Saturday, August 27, 2016

Combating Cheating in the Classroom

Online resources students may use for cheating

Have you ever heard of websites such as Course Hero, Quizlet, or Koofers? If you have, you may know that while these websites can provide some advantages for honest students, they also provide an opportunity for some students to cheat. A recent presentation by a professor at Brigham Young University (BYU) highlighted several concerns about these study websites. After searching the websites, thousands of assignments, quizzes, and exams were discovered posted on the various sites. While it may be okay to post student notes, flash cards, or even class slides depending on professors’ instructions, posting assignments, quizzes, and exams is likely a violation of copyright laws.

Monday, August 15, 2016

Whose Job is it Anyway? Are Auditors Expected to Detect Fraud?

A recent article in The Wall Street Journal details what could be one of the only legal cases from the great recession to actually go to trial. Taylor Bean & Whitaker Mortgage Corp. is suing PriceWaterhouseCoopers LLP (PWC) for $5.5 billion dollars claiming that PWC was negligent in auditing one of their clients. While PWC didn’t audit Taylor Bean, they did audit a bank with which Taylor Bean did frequent business--Colonial Bank (Colonial). Taylor Bean overdrew its accounts with Colonial for several years to cover cash shortfalls, then sold fake pools of mortgages to Colonial in order to cover up the fraud. Taylor Bean claims PWC was negligent in auditing Colonial, and that the collapse of Colonial led to them losing billions of dollars. The real question is how liable should auditors be for detecting fraud?

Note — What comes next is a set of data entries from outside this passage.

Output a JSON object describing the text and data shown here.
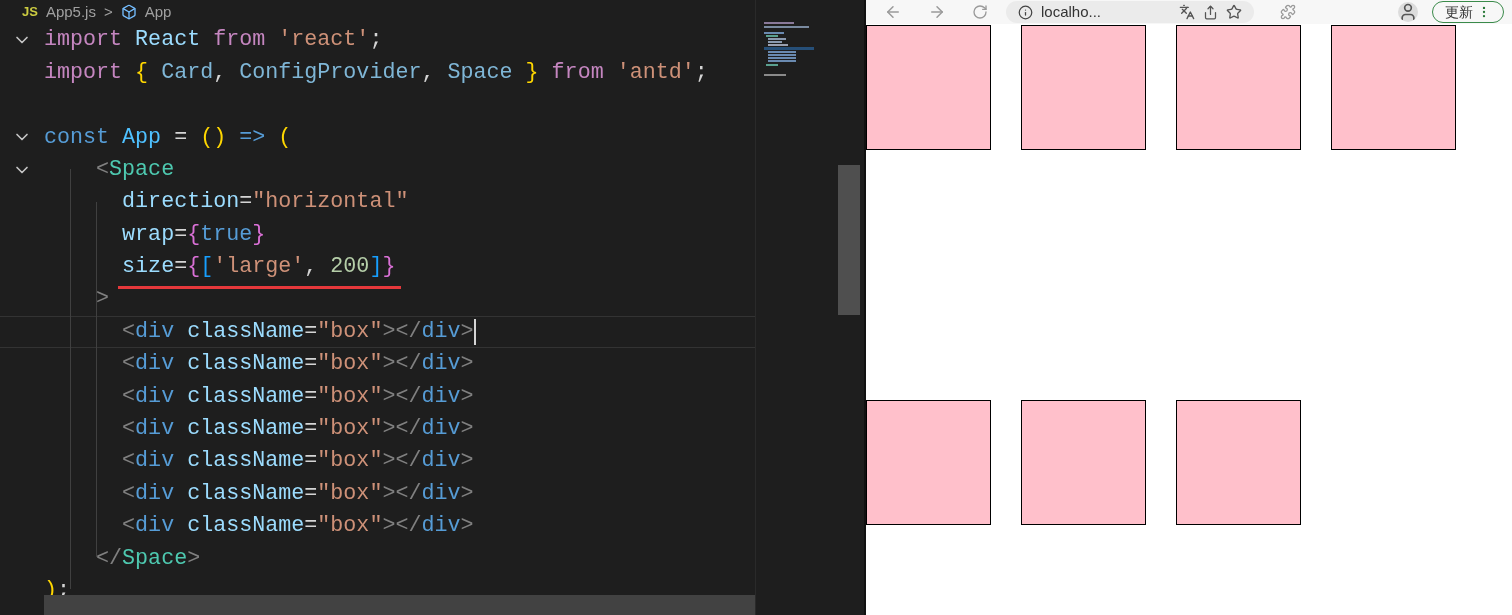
{
  "editor": {
    "breadcrumb": {
      "file_badge": "JS",
      "file": "App5.js",
      "separator": ">",
      "symbol": "App"
    },
    "lines": [
      {
        "kind": "code",
        "expanded": true,
        "tokens": [
          {
            "kind": "kw",
            "text": "import "
          },
          {
            "kind": "var",
            "text": "React "
          },
          {
            "kind": "kw",
            "text": "from "
          },
          {
            "kind": "str",
            "text": "'react'"
          },
          {
            "kind": "punc",
            "text": ";"
          }
        ]
      },
      {
        "kind": "code",
        "tokens": [
          {
            "kind": "kw",
            "text": "import "
          },
          {
            "kind": "brace1",
            "text": "{ "
          },
          {
            "kind": "type",
            "text": "Card"
          },
          {
            "kind": "punc",
            "text": ", "
          },
          {
            "kind": "type",
            "text": "ConfigProvider"
          },
          {
            "kind": "punc",
            "text": ", "
          },
          {
            "kind": "type",
            "text": "Space "
          },
          {
            "kind": "brace1",
            "text": "} "
          },
          {
            "kind": "kw",
            "text": "from "
          },
          {
            "kind": "str",
            "text": "'antd'"
          },
          {
            "kind": "punc",
            "text": ";"
          }
        ]
      },
      {
        "kind": "blank"
      },
      {
        "kind": "code",
        "expanded": true,
        "tokens": [
          {
            "kind": "decl",
            "text": "const "
          },
          {
            "kind": "fn",
            "text": "App "
          },
          {
            "kind": "punc",
            "text": "= "
          },
          {
            "kind": "brace1",
            "text": "() "
          },
          {
            "kind": "decl",
            "text": "=> "
          },
          {
            "kind": "brace1",
            "text": "("
          }
        ]
      },
      {
        "kind": "code",
        "expanded": true,
        "tokens": [
          {
            "kind": "tag",
            "text": "    <"
          },
          {
            "kind": "comp",
            "text": "Space"
          }
        ]
      },
      {
        "kind": "code",
        "tokens": [
          {
            "kind": "attr",
            "text": "      direction"
          },
          {
            "kind": "punc",
            "text": "="
          },
          {
            "kind": "str",
            "text": "\"horizontal\""
          }
        ]
      },
      {
        "kind": "code",
        "tokens": [
          {
            "kind": "attr",
            "text": "      wrap"
          },
          {
            "kind": "punc",
            "text": "="
          },
          {
            "kind": "brace2",
            "text": "{"
          },
          {
            "kind": "decl",
            "text": "true"
          },
          {
            "kind": "brace2",
            "text": "}"
          }
        ]
      },
      {
        "kind": "code",
        "underlined": true,
        "tokens": [
          {
            "kind": "attr",
            "text": "      size"
          },
          {
            "kind": "punc",
            "text": "="
          },
          {
            "kind": "brace2",
            "text": "{"
          },
          {
            "kind": "brace3",
            "text": "["
          },
          {
            "kind": "str",
            "text": "'large'"
          },
          {
            "kind": "punc",
            "text": ", "
          },
          {
            "kind": "num",
            "text": "200"
          },
          {
            "kind": "brace3",
            "text": "]"
          },
          {
            "kind": "brace2",
            "text": "}"
          }
        ]
      },
      {
        "kind": "code",
        "tokens": [
          {
            "kind": "tag",
            "text": "    >"
          }
        ]
      },
      {
        "kind": "code",
        "current": true,
        "tokens": [
          {
            "kind": "tag",
            "text": "      <"
          },
          {
            "kind": "decl",
            "text": "div "
          },
          {
            "kind": "attr",
            "text": "className"
          },
          {
            "kind": "punc",
            "text": "="
          },
          {
            "kind": "str",
            "text": "\"box\""
          },
          {
            "kind": "tag",
            "text": "></"
          },
          {
            "kind": "decl",
            "text": "div"
          },
          {
            "kind": "tag",
            "text": ">"
          }
        ]
      },
      {
        "kind": "code",
        "tokens": [
          {
            "kind": "tag",
            "text": "      <"
          },
          {
            "kind": "decl",
            "text": "div "
          },
          {
            "kind": "attr",
            "text": "className"
          },
          {
            "kind": "punc",
            "text": "="
          },
          {
            "kind": "str",
            "text": "\"box\""
          },
          {
            "kind": "tag",
            "text": "></"
          },
          {
            "kind": "decl",
            "text": "div"
          },
          {
            "kind": "tag",
            "text": ">"
          }
        ]
      },
      {
        "kind": "code",
        "tokens": [
          {
            "kind": "tag",
            "text": "      <"
          },
          {
            "kind": "decl",
            "text": "div "
          },
          {
            "kind": "attr",
            "text": "className"
          },
          {
            "kind": "punc",
            "text": "="
          },
          {
            "kind": "str",
            "text": "\"box\""
          },
          {
            "kind": "tag",
            "text": "></"
          },
          {
            "kind": "decl",
            "text": "div"
          },
          {
            "kind": "tag",
            "text": ">"
          }
        ]
      },
      {
        "kind": "code",
        "tokens": [
          {
            "kind": "tag",
            "text": "      <"
          },
          {
            "kind": "decl",
            "text": "div "
          },
          {
            "kind": "attr",
            "text": "className"
          },
          {
            "kind": "punc",
            "text": "="
          },
          {
            "kind": "str",
            "text": "\"box\""
          },
          {
            "kind": "tag",
            "text": "></"
          },
          {
            "kind": "decl",
            "text": "div"
          },
          {
            "kind": "tag",
            "text": ">"
          }
        ]
      },
      {
        "kind": "code",
        "tokens": [
          {
            "kind": "tag",
            "text": "      <"
          },
          {
            "kind": "decl",
            "text": "div "
          },
          {
            "kind": "attr",
            "text": "className"
          },
          {
            "kind": "punc",
            "text": "="
          },
          {
            "kind": "str",
            "text": "\"box\""
          },
          {
            "kind": "tag",
            "text": "></"
          },
          {
            "kind": "decl",
            "text": "div"
          },
          {
            "kind": "tag",
            "text": ">"
          }
        ]
      },
      {
        "kind": "code",
        "tokens": [
          {
            "kind": "tag",
            "text": "      <"
          },
          {
            "kind": "decl",
            "text": "div "
          },
          {
            "kind": "attr",
            "text": "className"
          },
          {
            "kind": "punc",
            "text": "="
          },
          {
            "kind": "str",
            "text": "\"box\""
          },
          {
            "kind": "tag",
            "text": "></"
          },
          {
            "kind": "decl",
            "text": "div"
          },
          {
            "kind": "tag",
            "text": ">"
          }
        ]
      },
      {
        "kind": "code",
        "tokens": [
          {
            "kind": "tag",
            "text": "      <"
          },
          {
            "kind": "decl",
            "text": "div "
          },
          {
            "kind": "attr",
            "text": "className"
          },
          {
            "kind": "punc",
            "text": "="
          },
          {
            "kind": "str",
            "text": "\"box\""
          },
          {
            "kind": "tag",
            "text": "></"
          },
          {
            "kind": "decl",
            "text": "div"
          },
          {
            "kind": "tag",
            "text": ">"
          }
        ]
      },
      {
        "kind": "code",
        "tokens": [
          {
            "kind": "tag",
            "text": "    </"
          },
          {
            "kind": "comp",
            "text": "Space"
          },
          {
            "kind": "tag",
            "text": ">"
          }
        ]
      },
      {
        "kind": "code",
        "tokens": [
          {
            "kind": "brace1",
            "text": ")"
          },
          {
            "kind": "punc",
            "text": ";"
          }
        ]
      }
    ]
  },
  "browser": {
    "address": "localho...",
    "update_button": "更新",
    "boxes": [
      {
        "kind": "box"
      },
      {
        "kind": "box"
      },
      {
        "kind": "box"
      },
      {
        "kind": "box"
      },
      {
        "kind": "box"
      },
      {
        "kind": "box"
      },
      {
        "kind": "box"
      }
    ]
  }
}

Thursday, August 11, 2016

HSBC Holdings Receives Nothing More Than a Slap on the Wrist

A recent article in The Wall Street Journal talks about the Justice Department’s decision to not pursue charges against HSBC for allegations made in 2012. HSBC is a major bank in the UK that admitted to neglecting to spot proceeds from drug trafficking in Mexico and also did not flag transactions by countries under economic sanctions. Rather than being prosecuted, the bank was allowed to admit guilt, improve its controls, and make a few other minor changes. Both Republican and Democrat lawmakers view the decision as a slap in the wrist for a company that admitted to engaging in extreme illegal activity. While former Attorney General Eric Holder says his remarks were misinterpreted (see below), the fact that HSBC is no longer being prosecuted lends credence to the idea that the government seems incapable of handling corruption within some of the world’s largest corporations.

See this previous post for a further discussion on companies being too big to fail.

Friday, August 5, 2016

Fraud Prevention in the Banking Industry

According to a recent article on Bloomberg, banks are considering using blockchain technology, the same platform used in bitcoin transactions. This change could prevent losses that are due to one particular type of fraud. Some companies are applying for and receiving financing from multiple banks, but are using the same invoice as proof of collateral for all of the banks. This allows the company to receive much more financing than they should be able to receive, and the banks lose a lot of money if the company defaults on their loan. This fraud is similar to if an individual were to receive several mortgages from various banks for a single house. If the individual were to default on their mortgage, they would keep a lot of cash, and the banks would each be left with only a portion of a house as collateral. The losses due to this financing fraud have been close to $700 million for banks such as Standard Chartered Plc and JPMorgan Chase.